#### [Task goal]
List all the lines in these records that hold "icon".

[[ Material shown, beginning ]]

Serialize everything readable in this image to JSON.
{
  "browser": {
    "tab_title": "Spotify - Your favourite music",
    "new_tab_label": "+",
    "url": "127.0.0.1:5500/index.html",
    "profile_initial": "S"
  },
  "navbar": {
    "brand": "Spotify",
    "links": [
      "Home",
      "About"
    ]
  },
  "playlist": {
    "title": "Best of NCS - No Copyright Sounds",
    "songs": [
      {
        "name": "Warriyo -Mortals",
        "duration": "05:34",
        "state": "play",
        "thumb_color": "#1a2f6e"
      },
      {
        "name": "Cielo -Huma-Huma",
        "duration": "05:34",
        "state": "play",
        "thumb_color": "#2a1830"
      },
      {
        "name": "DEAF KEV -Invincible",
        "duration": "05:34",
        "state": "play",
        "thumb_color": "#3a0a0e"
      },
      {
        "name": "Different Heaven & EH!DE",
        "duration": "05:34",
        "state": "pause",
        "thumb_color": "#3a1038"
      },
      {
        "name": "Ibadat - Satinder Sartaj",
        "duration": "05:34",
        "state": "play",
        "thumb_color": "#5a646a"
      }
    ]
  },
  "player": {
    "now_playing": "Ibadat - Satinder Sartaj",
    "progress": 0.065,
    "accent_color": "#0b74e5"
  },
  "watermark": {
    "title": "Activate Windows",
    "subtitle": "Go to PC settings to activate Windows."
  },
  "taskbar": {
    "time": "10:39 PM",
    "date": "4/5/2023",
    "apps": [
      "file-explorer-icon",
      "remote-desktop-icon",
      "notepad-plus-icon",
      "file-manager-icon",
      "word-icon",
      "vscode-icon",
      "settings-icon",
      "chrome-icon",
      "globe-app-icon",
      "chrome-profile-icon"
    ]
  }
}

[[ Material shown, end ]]

#### [Answer for this exercise]
      "file-explorer-icon",
      "remote-desktop-icon",
      "notepad-plus-icon",
      "file-manager-icon",
      "word-icon",
      "vscode-icon",
      "settings-icon",
      "chrome-icon",
      "globe-app-icon",
      "chrome-profile-icon"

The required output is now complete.